When the sun's out, the picnic vibe is booming as well.

Wlockdown French Half Terms Holidays Picnic by the piste

You would simply not know that there's a pandemic going on!

And as of 15th February, the lifts in Italy are scheduled to re-open so it'll be interesting to see if the French carry on across the frontier. Watch this space.

15th February Update

Well, we had just bought our lift pass for Bardonecchia when five hours later we heard that the ski lifts in Italy would remain closed until 5th March, at least.

We're now into the second week of the French half term  holidays and it looks like it's going to indeed be busier than last week.

And the glorious government is announcing to the public more or less to Carry on les Vacances.

Health Minister Olivier Véran

The next few weeks will be crucial to see if France's current Covid restrictions are 'sufficient', or if a new lockdown may be needed, as the health minister insists the situation is 'stable' for now.

Health Minister Olivier Véran said, during a press conference update yesterday: "Pressure remains high but is not rising.
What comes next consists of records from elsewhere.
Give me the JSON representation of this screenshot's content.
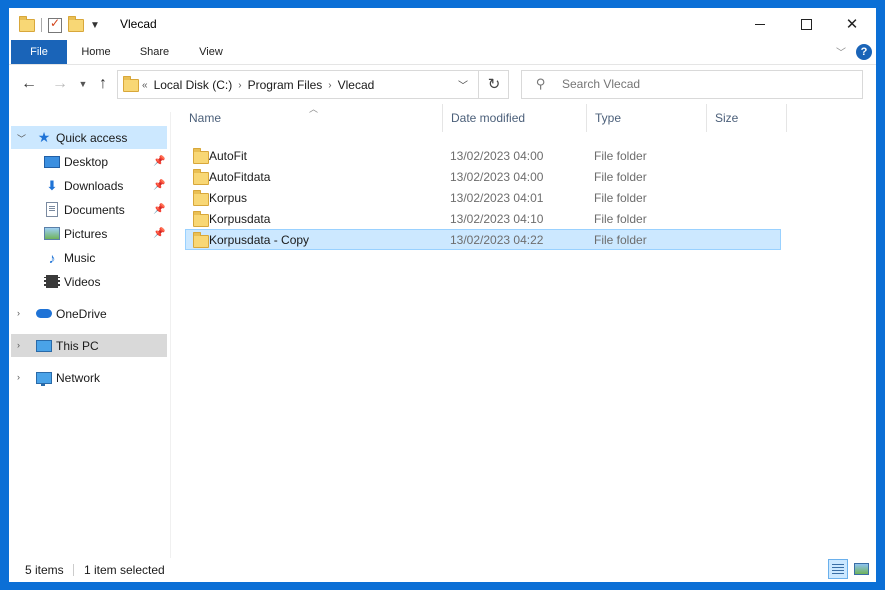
{
  "window": {
    "title": "Vlecad"
  },
  "ribbon": {
    "tabs": [
      {
        "label": "File"
      },
      {
        "label": "Home"
      },
      {
        "label": "Share"
      },
      {
        "label": "View"
      }
    ],
    "help_label": "?"
  },
  "address": {
    "overflow": "«",
    "path": [
      "Local Disk (C:)",
      "Program Files",
      "Vlecad"
    ]
  },
  "search": {
    "placeholder": "Search Vlecad"
  },
  "sidebar": {
    "items": [
      {
        "label": "Quick access",
        "icon": "star-icon",
        "selected": true
      },
      {
        "label": "Desktop",
        "icon": "desktop-icon",
        "pinned": true
      },
      {
        "label": "Downloads",
        "icon": "download-icon",
        "pinned": true
      },
      {
        "label": "Documents",
        "icon": "documents-icon",
        "pinned": true
      },
      {
        "label": "Pictures",
        "icon": "pictures-icon",
        "pinned": true
      },
      {
        "label": "Music",
        "icon": "music-icon"
      },
      {
        "label": "Videos",
        "icon": "videos-icon"
      },
      {
        "label": "OneDrive",
        "icon": "onedrive-icon"
      },
      {
        "label": "This PC",
        "icon": "this-pc-icon"
      },
      {
        "label": "Network",
        "icon": "network-icon"
      }
    ]
  },
  "filelist": {
    "columns": [
      "Name",
      "Date modified",
      "Type",
      "Size"
    ],
    "rows": [
      {
        "name": "AutoFit",
        "date": "13/02/2023 04:00",
        "type": "File folder"
      },
      {
        "name": "AutoFitdata",
        "date": "13/02/2023 04:00",
        "type": "File folder"
      },
      {
        "name": "Korpus",
        "date": "13/02/2023 04:01",
        "type": "File folder"
      },
      {
        "name": "Korpusdata",
        "date": "13/02/2023 04:10",
        "type": "File folder"
      },
      {
        "name": "Korpusdata - Copy",
        "date": "13/02/2023 04:22",
        "type": "File folder",
        "selected": true
      }
    ]
  },
  "status": {
    "count": "5 items",
    "selection": "1 item selected"
  },
  "colors": {
    "accent": "#1a64b8",
    "selection": "#cce8ff",
    "desktop": "#0b6fd6"
  }
}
The next few weeks will tell us if the current measures are sufficient, or if we must resign ourselves to confinement measures.

"We are making no bets about the future, but we can see that we have already made up time, and we hope to avoid [lockdown].

So now we're thinking that two weeks from now we'll now go into lockdown on 8th March just as the holidays finish! 

I've heard from a reliable source, head of a ski school, admittedly third hand, that Serre Chevalier is at 50 percent occupancy this week. Yesterday walking the dogs around the resort there was a fair bit going on but I would not put the figures anywhere near half capacity.

The Chazelay was sort of open, providing drinks and food as you stood outside their perimeter, and it was great to be in the sunshine having a drink with everyone well-spaced out.

Chazelay Bar lock down Serre Chevalier

And even the local Plod came around to make sure everything was above board. 

Chazelay Bar lock down Serre Chevalier

After lunch, many an instructor appeared. It would seem that learning to snowboard is on the agenda for many visitors.

And as ever the penguins - the kids in their classes - were out, grouped together en masse in the equivalent of a petri dish for infections, as we all know that kids are great at spreading germs once they get back home from school.

Serre Chevalier Childrens ski school

When I walked back the ice skating ring was doing great business, probably far better than usual for the time of day and time of year! 

Serre Chevalier ice skating ring

This week, the weather looks to be very spring-like so the road bike may well get an outing. I'll also be seeking out spring snow on some of my favourite south-facing slopes, but before that,I'm going round to Nevache to see if there's any untracked powder left in my Secret Garden.